▸ **Task instructions**:
Scan the entries below, and for each line that includes the word "Email", make a copy.

Data records for software interfaces
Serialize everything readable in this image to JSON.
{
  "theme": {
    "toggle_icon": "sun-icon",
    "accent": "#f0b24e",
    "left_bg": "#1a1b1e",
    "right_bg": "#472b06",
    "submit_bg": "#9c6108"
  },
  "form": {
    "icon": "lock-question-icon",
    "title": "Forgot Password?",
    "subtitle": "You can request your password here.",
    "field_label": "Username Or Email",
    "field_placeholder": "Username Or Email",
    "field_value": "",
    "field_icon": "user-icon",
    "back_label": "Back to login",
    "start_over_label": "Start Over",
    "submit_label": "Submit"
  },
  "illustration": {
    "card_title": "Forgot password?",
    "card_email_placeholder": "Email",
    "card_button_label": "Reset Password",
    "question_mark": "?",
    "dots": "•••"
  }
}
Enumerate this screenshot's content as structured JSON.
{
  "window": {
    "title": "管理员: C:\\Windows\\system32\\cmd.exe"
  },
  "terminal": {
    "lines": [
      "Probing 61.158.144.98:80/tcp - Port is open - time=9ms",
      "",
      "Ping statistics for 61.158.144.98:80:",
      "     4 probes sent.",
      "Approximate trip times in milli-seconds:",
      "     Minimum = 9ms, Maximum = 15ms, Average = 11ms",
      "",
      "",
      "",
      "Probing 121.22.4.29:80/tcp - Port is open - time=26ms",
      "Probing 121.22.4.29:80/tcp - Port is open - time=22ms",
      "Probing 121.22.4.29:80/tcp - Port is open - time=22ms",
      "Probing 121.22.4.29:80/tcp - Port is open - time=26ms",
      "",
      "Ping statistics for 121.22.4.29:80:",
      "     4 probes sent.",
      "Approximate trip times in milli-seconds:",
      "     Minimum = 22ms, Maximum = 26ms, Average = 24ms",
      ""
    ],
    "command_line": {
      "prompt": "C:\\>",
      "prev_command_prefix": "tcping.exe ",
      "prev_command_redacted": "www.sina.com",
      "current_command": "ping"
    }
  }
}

▸ **Expected answer**:
    "field_label": "Username Or Email",
    "field_placeholder": "Username Or Email",
    "card_email_placeholder": "Email",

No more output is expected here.